=== Problem statement ===
All lines with the word "image" are to be found and copied from the listing.

=== Material for this task ===
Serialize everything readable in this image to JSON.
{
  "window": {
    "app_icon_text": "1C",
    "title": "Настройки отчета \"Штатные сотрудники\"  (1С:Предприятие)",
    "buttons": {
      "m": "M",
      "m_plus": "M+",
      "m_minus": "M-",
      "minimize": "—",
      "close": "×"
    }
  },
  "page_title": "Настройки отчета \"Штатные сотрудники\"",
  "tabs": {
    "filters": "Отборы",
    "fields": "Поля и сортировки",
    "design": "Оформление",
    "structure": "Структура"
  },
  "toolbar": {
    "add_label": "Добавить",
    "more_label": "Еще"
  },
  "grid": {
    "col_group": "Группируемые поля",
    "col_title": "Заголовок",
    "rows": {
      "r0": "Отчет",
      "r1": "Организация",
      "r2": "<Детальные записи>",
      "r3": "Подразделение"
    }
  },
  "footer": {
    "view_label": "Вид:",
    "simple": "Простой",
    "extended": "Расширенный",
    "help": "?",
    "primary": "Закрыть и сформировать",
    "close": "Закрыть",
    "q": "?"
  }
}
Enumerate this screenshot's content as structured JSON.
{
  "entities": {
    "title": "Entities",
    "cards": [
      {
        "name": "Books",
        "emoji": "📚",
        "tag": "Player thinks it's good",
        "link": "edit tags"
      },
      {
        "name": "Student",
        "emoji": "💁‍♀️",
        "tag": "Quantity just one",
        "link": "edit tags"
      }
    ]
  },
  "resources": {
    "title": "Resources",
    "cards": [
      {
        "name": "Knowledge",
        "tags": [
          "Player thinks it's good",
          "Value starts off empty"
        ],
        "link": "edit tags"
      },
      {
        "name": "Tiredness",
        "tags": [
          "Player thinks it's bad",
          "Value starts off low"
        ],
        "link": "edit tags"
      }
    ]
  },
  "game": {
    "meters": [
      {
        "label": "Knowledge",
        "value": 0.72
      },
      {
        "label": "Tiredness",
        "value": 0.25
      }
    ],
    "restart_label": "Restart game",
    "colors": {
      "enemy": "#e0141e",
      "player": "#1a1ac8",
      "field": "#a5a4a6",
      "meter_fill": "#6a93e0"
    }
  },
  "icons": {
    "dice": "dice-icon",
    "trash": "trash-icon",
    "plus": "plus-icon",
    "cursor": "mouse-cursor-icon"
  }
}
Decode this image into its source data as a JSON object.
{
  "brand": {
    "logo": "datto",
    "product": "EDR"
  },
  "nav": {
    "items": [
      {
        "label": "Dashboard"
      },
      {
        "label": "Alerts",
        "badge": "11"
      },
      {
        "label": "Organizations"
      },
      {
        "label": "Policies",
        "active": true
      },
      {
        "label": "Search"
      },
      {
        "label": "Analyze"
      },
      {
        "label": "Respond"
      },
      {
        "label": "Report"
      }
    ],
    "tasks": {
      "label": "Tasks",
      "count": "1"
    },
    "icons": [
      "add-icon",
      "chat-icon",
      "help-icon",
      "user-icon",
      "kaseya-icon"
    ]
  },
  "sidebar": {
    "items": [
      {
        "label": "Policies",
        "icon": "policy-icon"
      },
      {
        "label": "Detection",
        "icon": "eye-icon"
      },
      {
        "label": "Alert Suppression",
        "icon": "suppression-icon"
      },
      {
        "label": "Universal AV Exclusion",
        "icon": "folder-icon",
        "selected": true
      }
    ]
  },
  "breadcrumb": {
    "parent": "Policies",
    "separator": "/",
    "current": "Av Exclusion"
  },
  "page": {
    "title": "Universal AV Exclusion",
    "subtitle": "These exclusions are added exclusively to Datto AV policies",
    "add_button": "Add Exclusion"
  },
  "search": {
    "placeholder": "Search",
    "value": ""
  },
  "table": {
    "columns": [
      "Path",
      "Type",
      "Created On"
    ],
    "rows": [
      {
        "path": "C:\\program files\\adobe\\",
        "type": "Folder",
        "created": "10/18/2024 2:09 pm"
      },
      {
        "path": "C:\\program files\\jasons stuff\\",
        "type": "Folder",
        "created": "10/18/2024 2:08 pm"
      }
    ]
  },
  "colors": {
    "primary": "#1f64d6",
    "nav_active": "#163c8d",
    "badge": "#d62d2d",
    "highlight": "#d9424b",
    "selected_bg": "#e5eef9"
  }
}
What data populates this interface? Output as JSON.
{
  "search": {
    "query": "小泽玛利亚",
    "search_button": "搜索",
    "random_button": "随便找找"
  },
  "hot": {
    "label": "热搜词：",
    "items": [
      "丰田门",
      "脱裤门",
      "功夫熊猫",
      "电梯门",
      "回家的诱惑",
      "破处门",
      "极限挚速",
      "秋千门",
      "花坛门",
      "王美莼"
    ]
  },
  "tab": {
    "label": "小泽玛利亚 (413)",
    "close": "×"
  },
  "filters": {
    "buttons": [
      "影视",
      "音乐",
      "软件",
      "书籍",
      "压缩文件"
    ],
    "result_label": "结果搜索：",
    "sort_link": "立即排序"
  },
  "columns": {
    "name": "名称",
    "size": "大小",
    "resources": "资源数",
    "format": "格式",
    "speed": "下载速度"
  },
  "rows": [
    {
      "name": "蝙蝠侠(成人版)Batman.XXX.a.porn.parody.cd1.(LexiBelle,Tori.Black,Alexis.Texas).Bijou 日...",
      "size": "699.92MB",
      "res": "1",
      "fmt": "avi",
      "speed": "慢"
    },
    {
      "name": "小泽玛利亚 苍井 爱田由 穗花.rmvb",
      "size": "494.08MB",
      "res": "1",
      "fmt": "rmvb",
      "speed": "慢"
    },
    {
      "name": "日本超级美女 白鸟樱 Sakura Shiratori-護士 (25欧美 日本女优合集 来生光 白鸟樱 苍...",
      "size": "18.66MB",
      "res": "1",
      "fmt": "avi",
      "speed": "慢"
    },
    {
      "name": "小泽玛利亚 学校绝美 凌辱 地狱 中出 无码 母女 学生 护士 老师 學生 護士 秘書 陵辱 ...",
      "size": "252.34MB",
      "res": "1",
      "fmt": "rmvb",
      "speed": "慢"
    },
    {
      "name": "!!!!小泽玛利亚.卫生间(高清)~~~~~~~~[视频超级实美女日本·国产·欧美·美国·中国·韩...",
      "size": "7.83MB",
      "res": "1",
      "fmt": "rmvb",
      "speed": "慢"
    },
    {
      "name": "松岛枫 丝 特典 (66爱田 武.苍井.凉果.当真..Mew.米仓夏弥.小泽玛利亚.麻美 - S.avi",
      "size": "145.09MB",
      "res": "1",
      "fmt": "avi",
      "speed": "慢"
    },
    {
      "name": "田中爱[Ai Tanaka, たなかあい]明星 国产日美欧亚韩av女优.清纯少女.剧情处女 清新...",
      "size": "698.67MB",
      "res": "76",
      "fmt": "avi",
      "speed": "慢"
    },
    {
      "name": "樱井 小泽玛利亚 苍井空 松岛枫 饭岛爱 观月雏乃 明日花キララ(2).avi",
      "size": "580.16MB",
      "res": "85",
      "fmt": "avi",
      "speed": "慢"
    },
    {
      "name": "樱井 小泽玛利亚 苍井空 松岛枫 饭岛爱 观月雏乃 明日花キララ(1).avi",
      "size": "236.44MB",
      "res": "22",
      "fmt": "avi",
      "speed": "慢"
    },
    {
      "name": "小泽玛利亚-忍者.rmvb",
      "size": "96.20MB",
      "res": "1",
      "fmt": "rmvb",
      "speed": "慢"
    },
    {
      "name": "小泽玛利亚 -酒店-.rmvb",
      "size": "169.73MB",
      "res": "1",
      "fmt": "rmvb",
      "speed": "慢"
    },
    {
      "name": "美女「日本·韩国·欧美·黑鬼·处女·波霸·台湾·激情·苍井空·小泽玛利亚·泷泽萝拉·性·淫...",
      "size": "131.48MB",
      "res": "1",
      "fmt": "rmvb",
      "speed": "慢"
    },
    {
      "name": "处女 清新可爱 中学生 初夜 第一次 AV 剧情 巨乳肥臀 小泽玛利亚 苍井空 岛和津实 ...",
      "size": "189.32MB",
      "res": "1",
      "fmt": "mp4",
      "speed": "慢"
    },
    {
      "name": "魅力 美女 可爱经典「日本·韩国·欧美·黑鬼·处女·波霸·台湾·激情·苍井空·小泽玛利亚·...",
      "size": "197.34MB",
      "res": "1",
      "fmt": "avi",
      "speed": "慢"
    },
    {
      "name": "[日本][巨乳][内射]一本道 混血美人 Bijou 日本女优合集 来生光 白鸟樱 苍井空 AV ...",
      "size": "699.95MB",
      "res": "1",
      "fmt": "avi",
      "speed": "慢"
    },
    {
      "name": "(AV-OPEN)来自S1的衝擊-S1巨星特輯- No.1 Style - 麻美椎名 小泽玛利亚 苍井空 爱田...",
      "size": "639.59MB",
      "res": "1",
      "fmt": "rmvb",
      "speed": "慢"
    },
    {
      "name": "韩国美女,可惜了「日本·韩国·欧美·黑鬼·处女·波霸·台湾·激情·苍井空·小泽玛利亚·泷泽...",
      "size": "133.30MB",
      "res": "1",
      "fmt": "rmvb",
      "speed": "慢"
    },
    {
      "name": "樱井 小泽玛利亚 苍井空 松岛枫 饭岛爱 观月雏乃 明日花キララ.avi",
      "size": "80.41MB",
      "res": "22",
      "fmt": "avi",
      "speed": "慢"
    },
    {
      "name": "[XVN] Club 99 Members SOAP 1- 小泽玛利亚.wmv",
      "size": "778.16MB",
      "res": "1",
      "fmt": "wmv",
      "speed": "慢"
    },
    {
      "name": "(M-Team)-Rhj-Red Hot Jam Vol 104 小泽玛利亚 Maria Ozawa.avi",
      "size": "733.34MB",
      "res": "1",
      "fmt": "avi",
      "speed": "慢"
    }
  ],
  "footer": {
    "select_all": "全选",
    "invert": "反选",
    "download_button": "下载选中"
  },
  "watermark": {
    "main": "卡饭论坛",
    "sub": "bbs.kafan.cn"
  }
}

=== Result of the exercise ===
Serialize everything readable in this image to JSON.
Decode this image into its source data as a JSON object.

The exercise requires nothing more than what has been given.